The announcement comes months after Deepwater Wind began construction on the nation’s first offshore wind project in Rhode Island state waters. The $225 million, 30 MW Block Island Wind Farm will have five turbines and is scheduled to begin producing energy next year.
Washington state officials are developing new rules to limit the greenhouse gas emissions of the state’s largest polluters. The proposed regulation, announced Monday, would target about 35 industrial facilities responsible for 60 percent of the state’s emissions.
“This year’s record-setting drought and forest fires are sobering examples of what our future could look like if we fail to act now,” said Maia Bellon, the director of the Department of Ecology. “We can’t afford the cost of inaction.”

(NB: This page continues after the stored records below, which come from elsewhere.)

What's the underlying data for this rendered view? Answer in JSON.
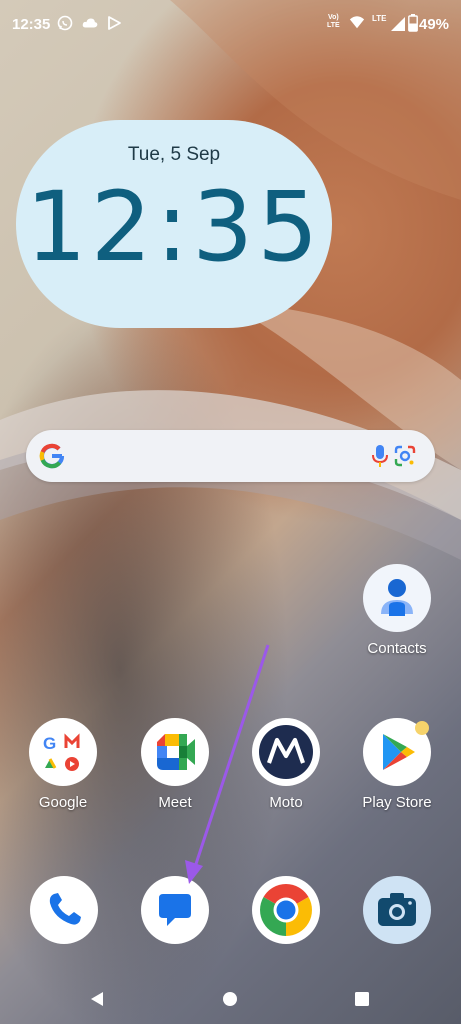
{
  "status_bar": {
    "time": "12:35",
    "network_top": "Vo)",
    "network_bottom": "LTE",
    "lte_label": "LTE",
    "battery_percent": "49%",
    "icons": [
      "whatsapp-icon",
      "cloud-icon",
      "play-games-icon",
      "wifi-icon",
      "signal-icon",
      "battery-icon"
    ]
  },
  "clock_widget": {
    "date": "Tue, 5 Sep",
    "time": "12:35"
  },
  "search_bar": {
    "icons": [
      "google-g-icon",
      "microphone-icon",
      "google-lens-icon"
    ]
  },
  "apps": {
    "contacts": "Contacts",
    "google": "Google",
    "meet": "Meet",
    "moto": "Moto",
    "play_store": "Play Store"
  },
  "dock": {
    "icons": [
      "phone-icon",
      "messages-icon",
      "chrome-icon",
      "camera-icon"
    ]
  },
  "navigation": {
    "icons": [
      "back-icon",
      "home-icon",
      "recents-icon"
    ]
  },
  "colors": {
    "clock_background": "#d8eef8",
    "clock_text": "#0f5f7f",
    "annotation_arrow": "#9b59e8",
    "messages_blue": "#1a73e8"
  }
}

Companies including Goldman Sachs , Walmart and Starbucks joined an alliance on Wednesday that aims to get 100 percent of electricity from renewable sources to combat climate change. The green electricity campaign, RE100, said its membership had expanded to 36 companies from 12 at a launch a year ago in New York that included IKEA Group, Swiss RE and BT Group.
“And regardless of how urgent I think the science is, if I howl at the moon without being able to build a political consensus behind me, it’s not going to get done,” he said. “And in fact, we end up potentially marginalizing supporters or people who recognize there’s a need to act but also have some real interests at stake.”
The Interior Department’s long-awaited decision today not to list the greater sage grouse under the Endangered Species Act was hailed as a conservation triumph by many officials and environmentalists but drew immediate threats of lawsuits and a congressional probe. Interior Secretary Sally Jewell made the announcement here at the Rocky Mountain Arsenal National Wildlife Refuge outside Denver, hailing an “epic conservation effort” that rescued the mottled-brown bird from the brink of extinction.
Billionaire Phil Anschutz’s plans to build a $5 billion wind farm in southeast Wyoming will no longer be stymied by the mating dance of the greater sage grouse. The U.S. Interior Department’s decision Tuesday not to designate the bird as an endangered species means Anschutz’s Power Company of Wyoming LLC may now proceed with the Chokecherry and Sierra Madre wind farm. It also opens the door to oil and natural gas development in the region.